I am reviewing the Cooler Master NotePal infinite Evo laptop cooling pad which is one of may laptop rests that are equipped with a forced-air cooling subsystem. Here, these units use this fan-forced air to cool the underside of the laptop which, in a lot of older and “thin-and-light” designs, can become very hot. An example of this was the HP Envy 15 laptop that I had previously reviewed on this site. Here, this unit wouldn’t take long to become uncomfortably hot during operation.

This situation may lead to the computer being uncomfortable to use after a significant amount of time and there can be a chance of heat building up under the computer, thus causing overheating and a shortened lifespan for that laptop.

Cooler Master is a name primarily associated with the manufacture of aftermarket computer cooling systems for desktop PCs. These are usually in the form of CPU fan subsystems or add-on case fans that are used as part of tuning-up “LAN-party” PCs for maximum gaming performance, similar to “hotting up” cars for maximum street performance.

Cooler Master NotePal Infite Evo laptop cooling pad

 

Recommended Retail Price: AUD$59

The unit itself

Cooler Master NotePal Infinite Evo power input and fan controls

USB input, Fan controls and DC input

This NotePal Infinite Evo is based around an aluminium panel with rubber strips to hold the laptop on. This panel is positioned ant an angle and has two small fans underneath it to create the air draught under the computer. This is the reverse to the typical fan heater which draws the cold air in the top and forces the heated air out the heater’s front grille. Both of these fans are variable-speed fans that are adjusted by use of a thumbwheel on the left side of the unit.

Cooler Master NotePal Infinite Evo USB hub connections

USB hub connections

This is powered through a USB connection to the host laptop computer and there are 3 USB 2.0 ports on the right side of the laptop cooling mat.This is unlike most of the cheaper laptop cooling pads that don’t have a USB hub, thus leaving you without a USB connection when you use them. Thee is also a 5V DC power connection for use with a 5V power adaptor if you need to run this unit as a self-powered USB hub. Here, the external power supply would be required if you were to connect the typical 2.5″ USB hard disk to the unit’s hub while using it as a cooling pad.

Cooler Master NotePal Infite Evo laptop cooling pad intake grilles

Rear-mounted intake grilles

The air is drawn in through large grilles on the back of the unit and expelled through a small air scoop just under where the computer sits.

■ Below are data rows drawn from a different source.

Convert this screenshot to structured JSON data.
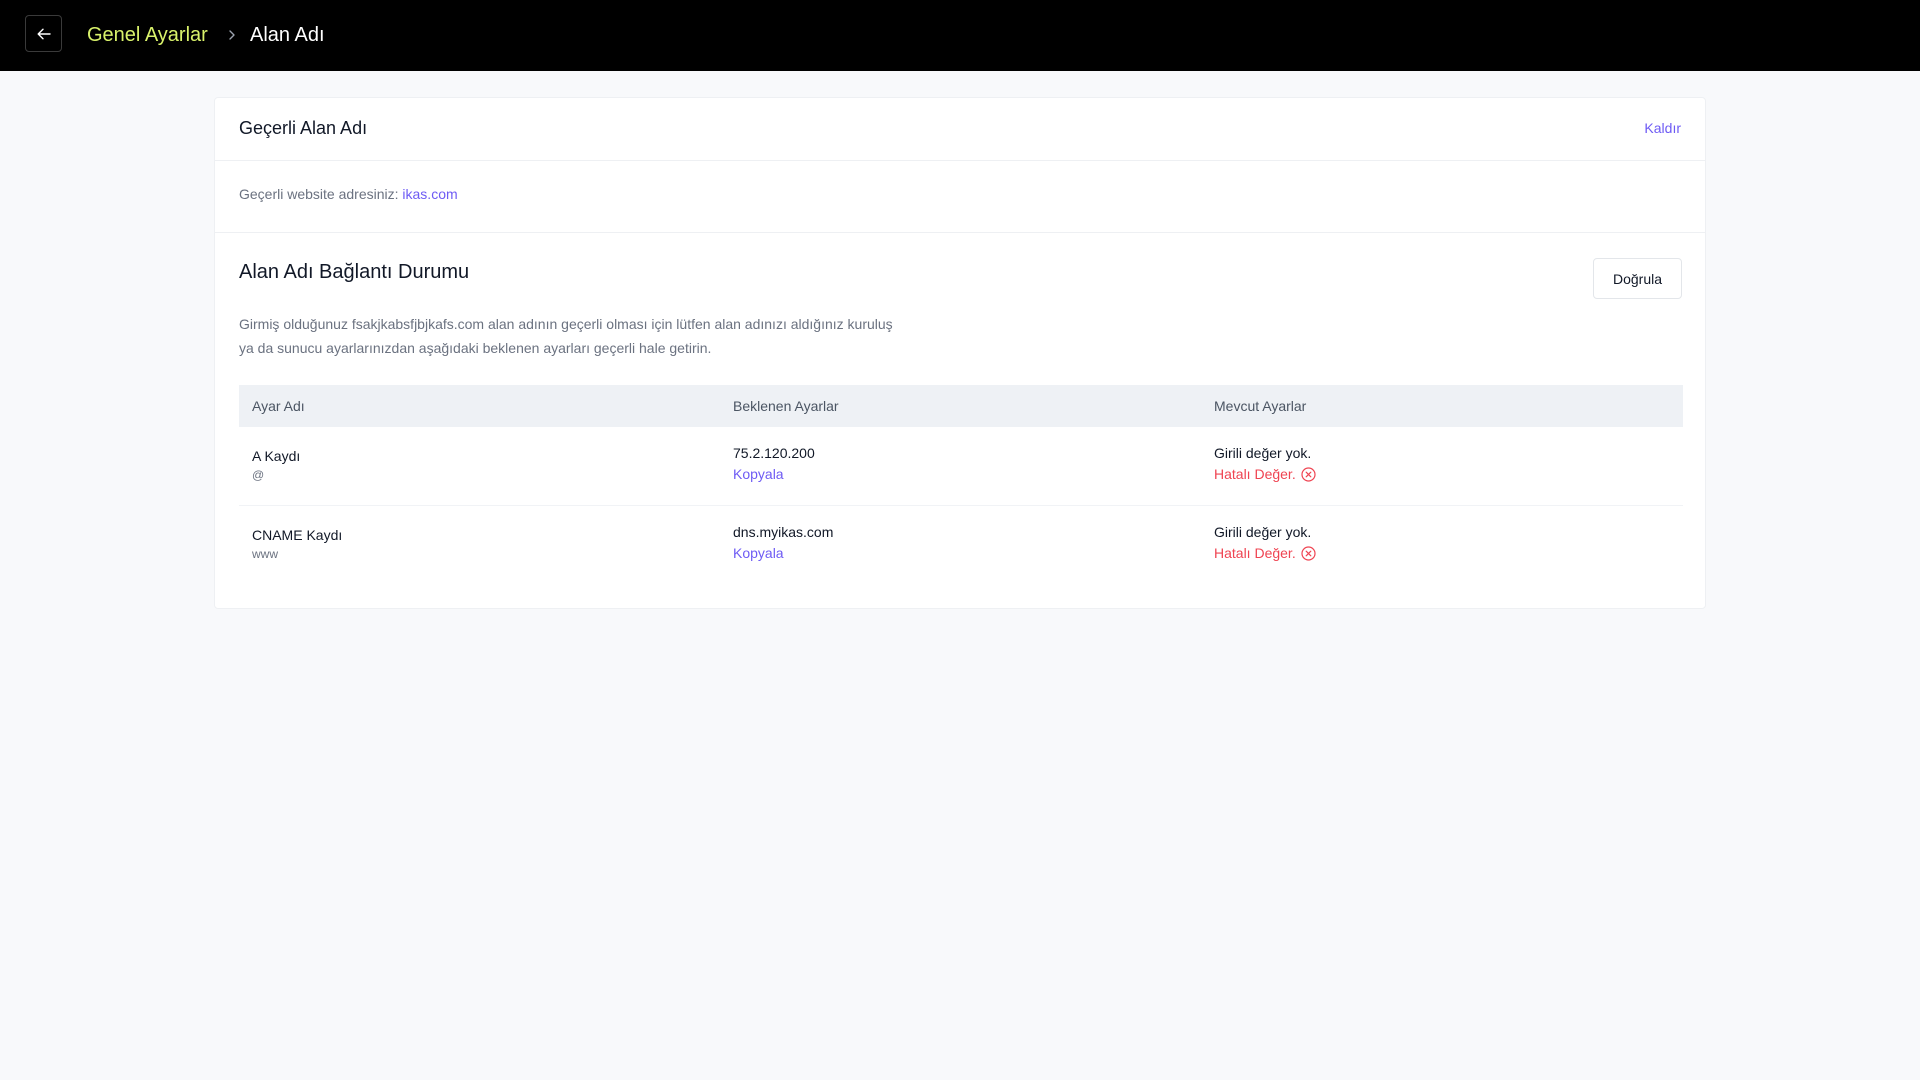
{
  "header": {
    "back_icon": "arrow-left-icon",
    "breadcrumb_parent": "Genel Ayarlar",
    "breadcrumb_separator_icon": "chevron-right-icon",
    "breadcrumb_current": "Alan Adı"
  },
  "current_domain": {
    "title": "Geçerli Alan Adı",
    "remove_label": "Kaldır",
    "label": "Geçerli website adresiniz:",
    "domain": "ikas.com"
  },
  "connection": {
    "title": "Alan Adı Bağlantı Durumu",
    "verify_label": "Doğrula",
    "description_line1": "Girmiş olduğunuz fsakjkabsfjbjkafs.com alan adının geçerli olması için lütfen alan adınızı aldığınız kuruluş",
    "description_line2": "ya da sunucu ayarlarınızdan aşağıdaki beklenen ayarları geçerli hale getirin."
  },
  "table": {
    "headers": [
      "Ayar Adı",
      "Beklenen Ayarlar",
      "Mevcut Ayarlar"
    ],
    "rows": [
      {
        "name": "A Kaydı",
        "host": "@",
        "expected": "75.2.120.200",
        "copy_label": "Kopyala",
        "current": "Girili değer yok.",
        "status": "Hatalı Değer.",
        "status_icon": "x-circle-icon"
      },
      {
        "name": "CNAME Kaydı",
        "host": "www",
        "expected": "dns.myikas.com",
        "copy_label": "Kopyala",
        "current": "Girili değer yok.",
        "status": "Hatalı Değer.",
        "status_icon": "x-circle-icon"
      }
    ]
  },
  "colors": {
    "accent": "#6e5bf4",
    "breadcrumb_parent": "#d9f26b",
    "error": "#ef4452",
    "topbar": "#000000"
  }
}
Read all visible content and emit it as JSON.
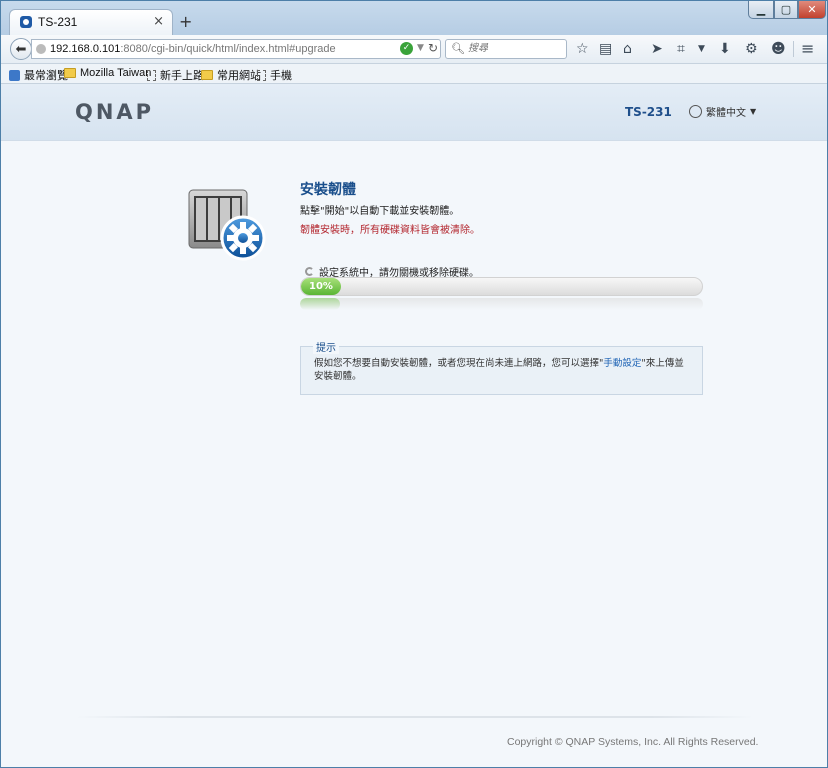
{
  "browser": {
    "tab_title": "TS-231",
    "tab_close": "×",
    "new_tab": "+",
    "url_host": "192.168.0.101",
    "url_rest": ":8080/cgi-bin/quick/html/index.html#upgrade",
    "search_placeholder": "搜尋",
    "window_controls": {
      "minimize": "▁",
      "maximize": "▢",
      "close": "✕"
    },
    "toolbar_icons": [
      "star-icon",
      "reading-list-icon",
      "home-icon",
      "send-icon",
      "crop-icon",
      "download-icon",
      "gear-icon",
      "smiley-icon",
      "menu-icon"
    ]
  },
  "bookmarks": [
    {
      "label": "最常瀏覽",
      "icon": "bookmark-star-icon"
    },
    {
      "label": "Mozilla Taiwan",
      "icon": "folder-icon"
    },
    {
      "label": "新手上路",
      "icon": "page-icon"
    },
    {
      "label": "常用網站",
      "icon": "folder-icon"
    },
    {
      "label": "手機",
      "icon": "page-icon"
    }
  ],
  "header": {
    "logo": "QNAP",
    "model": "TS-231",
    "language": "繁體中文"
  },
  "main": {
    "title": "安裝韌體",
    "description": "點擊\"開始\"以自動下載並安裝韌體。",
    "warning": "韌體安裝時，所有硬碟資料皆會被清除。",
    "status": "設定系統中，請勿關機或移除硬碟。",
    "progress": {
      "percent": 10,
      "label": "10%"
    },
    "hint": {
      "legend": "提示",
      "text_before": "假如您不想要自動安裝韌體，或者您現在尚未連上網路，您可以選擇\"",
      "link": "手動設定",
      "text_after": "\"來上傳並安裝韌體。"
    }
  },
  "footer": {
    "copyright": "Copyright © QNAP Systems, Inc. All Rights Reserved."
  },
  "colors": {
    "accent": "#1a4f8c",
    "warning": "#b3262e",
    "progress": "#5ab534",
    "link": "#1f64b5"
  }
}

Usage

Judging from how I handled the Cooler Master  laptop cooling pad, I noticed that it was very well built. There was nothing loose about it and the controls operated properly and smoothly as on good-quality equipment.

The NotePal Infinite Evo mat is lighter than the typical 15” laptop which makes it easier to transport with the laptop. There are large rubber pads to prevent the pad slipping across table tops and protect those polished wooden dining or coffee tables from scratches.

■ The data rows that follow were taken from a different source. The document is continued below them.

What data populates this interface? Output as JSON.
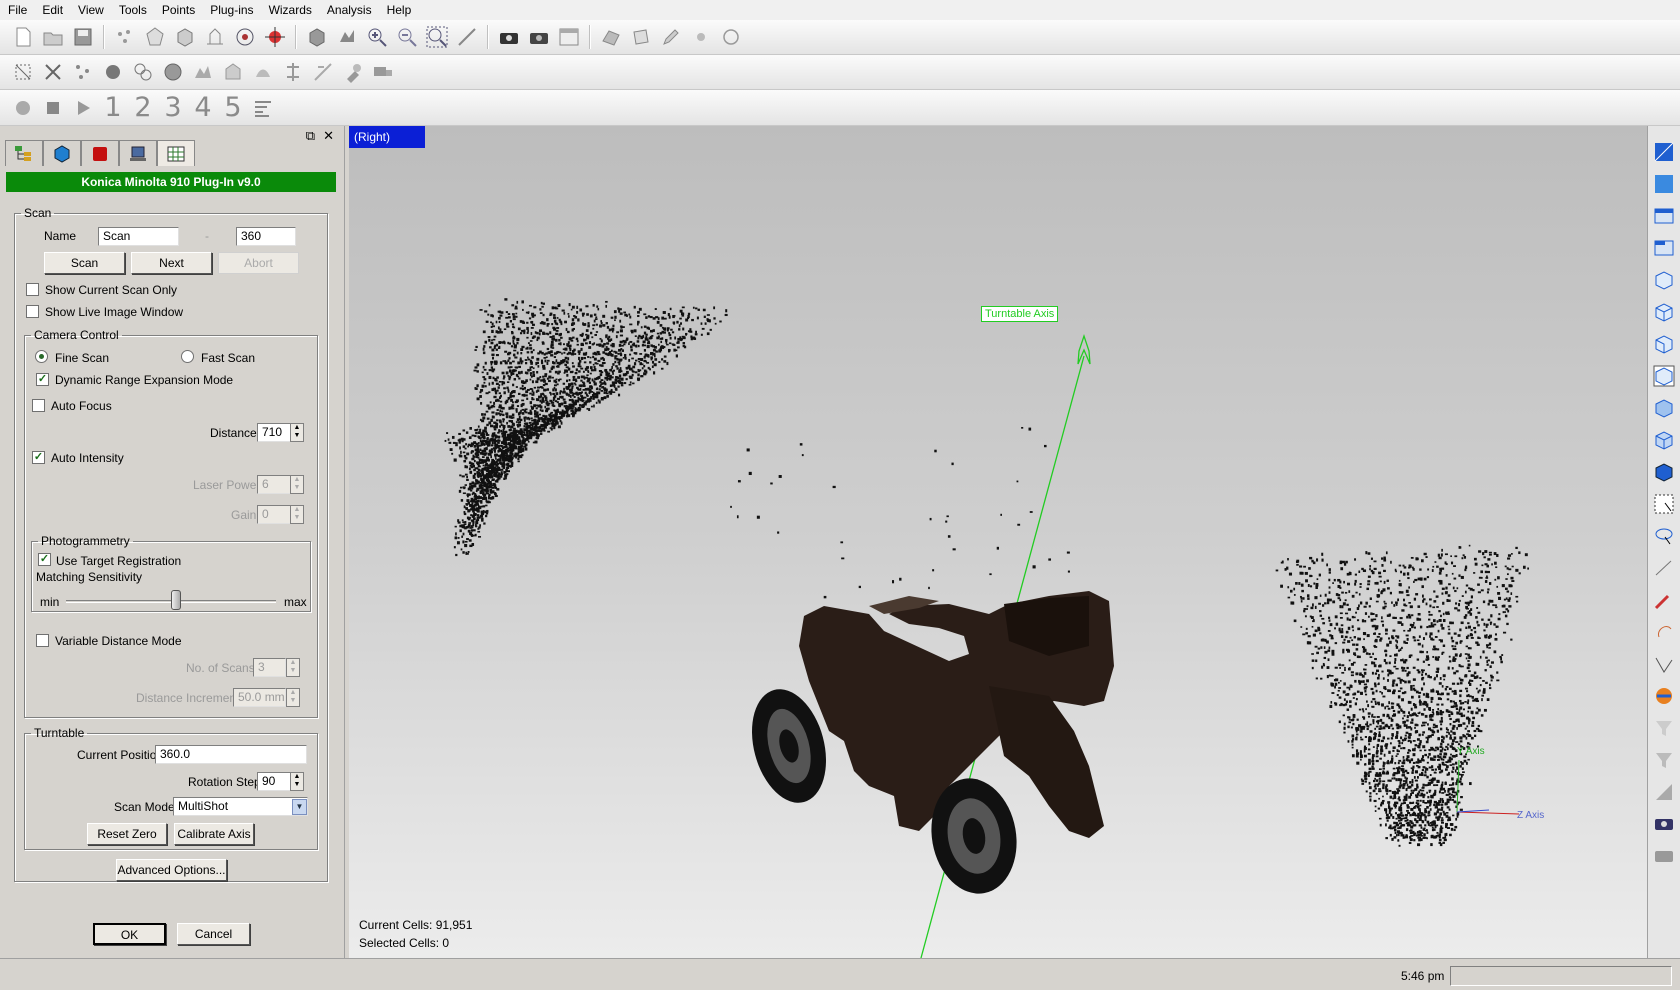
{
  "menu": [
    "File",
    "Edit",
    "View",
    "Tools",
    "Points",
    "Plug-ins",
    "Wizards",
    "Analysis",
    "Help"
  ],
  "toolbar3": {
    "numbers": [
      "1",
      "2",
      "3",
      "4",
      "5"
    ]
  },
  "panel": {
    "title": "Konica Minolta 910 Plug-In v9.0",
    "scan": {
      "legend": "Scan",
      "name_label": "Name",
      "name_value": "Scan",
      "separator": "-",
      "index_value": "360",
      "scan_btn": "Scan",
      "next_btn": "Next",
      "abort_btn": "Abort",
      "show_current": "Show Current Scan Only",
      "show_live": "Show Live Image Window"
    },
    "camera": {
      "legend": "Camera Control",
      "fine": "Fine Scan",
      "fast": "Fast Scan",
      "dynamic": "Dynamic Range Expansion Mode",
      "autofocus": "Auto Focus",
      "distance_label": "Distance",
      "distance_value": "710",
      "auto_intensity": "Auto Intensity",
      "laser_label": "Laser Power",
      "laser_value": "6",
      "gain_label": "Gain",
      "gain_value": "0"
    },
    "photogrammetry": {
      "legend": "Photogrammetry",
      "use_target": "Use Target Registration",
      "matching": "Matching Sensitivity",
      "min": "min",
      "max": "max",
      "slider_fraction": 0.55
    },
    "variable": {
      "label": "Variable Distance Mode",
      "scans_label": "No. of Scans",
      "scans_value": "3",
      "inc_label": "Distance Increment",
      "inc_value": "50.0 mm"
    },
    "turntable": {
      "legend": "Turntable",
      "pos_label": "Current Position",
      "pos_value": "360.0",
      "step_label": "Rotation Step",
      "step_value": "90",
      "mode_label": "Scan Mode",
      "mode_value": "MultiShot",
      "reset_btn": "Reset Zero",
      "calibrate_btn": "Calibrate Axis"
    },
    "advanced_btn": "Advanced Options...",
    "ok_btn": "OK",
    "cancel_btn": "Cancel"
  },
  "viewport": {
    "view_label": "(Right)",
    "axis_label": "Turntable Axis",
    "y_axis": "Y Axis",
    "z_axis": "Z Axis",
    "current_cells": "Current Cells: 91,951",
    "selected_cells": "Selected Cells: 0"
  },
  "status": {
    "time": "5:46 pm"
  },
  "colors": {
    "accent_green": "#0a8a0a",
    "view_label_bg": "#0b1fd6",
    "axis_green": "#22cc22"
  }
}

During operation, there is a slight buzz from the fan at high speed, which is well below typical conversation level. I have observed this with a regular laptop being placed on the cooling pad. I have checked for excessive vibration while the fan is at the same high speed and there wasn’t any of that vibration.

The USB hub works according to the standards for a USB hub without the need for driver CDs. Remember that it is a bus-powered USB hub unless you connect a 5VDC power supply to the DC-IN jack on the left of the unit.

Points Of Improvement

One point of improvement that I would like to see is a version that suits subnotebook / ultraportable computers and is big enough for them, without sacrificing the build quality and quiet operation.

As well, Cooler Master could provide an external power supply kit as an option for the NotePal Infinite Evo units so they can work as a self-powered USB hub when used with USB hard disks or as a charging bar for mobile phones.

Conclusion

I would recommend that people who find that their laptop computer runs hot too easily during games or graphics-intensive work should purchase the Cooler Master NotePal Infinite Evo cooling pad. It does the job without intruding on one’s computing life and is designed to last a long time. As well you don’t lose the functionality of the USB socket it is connected to.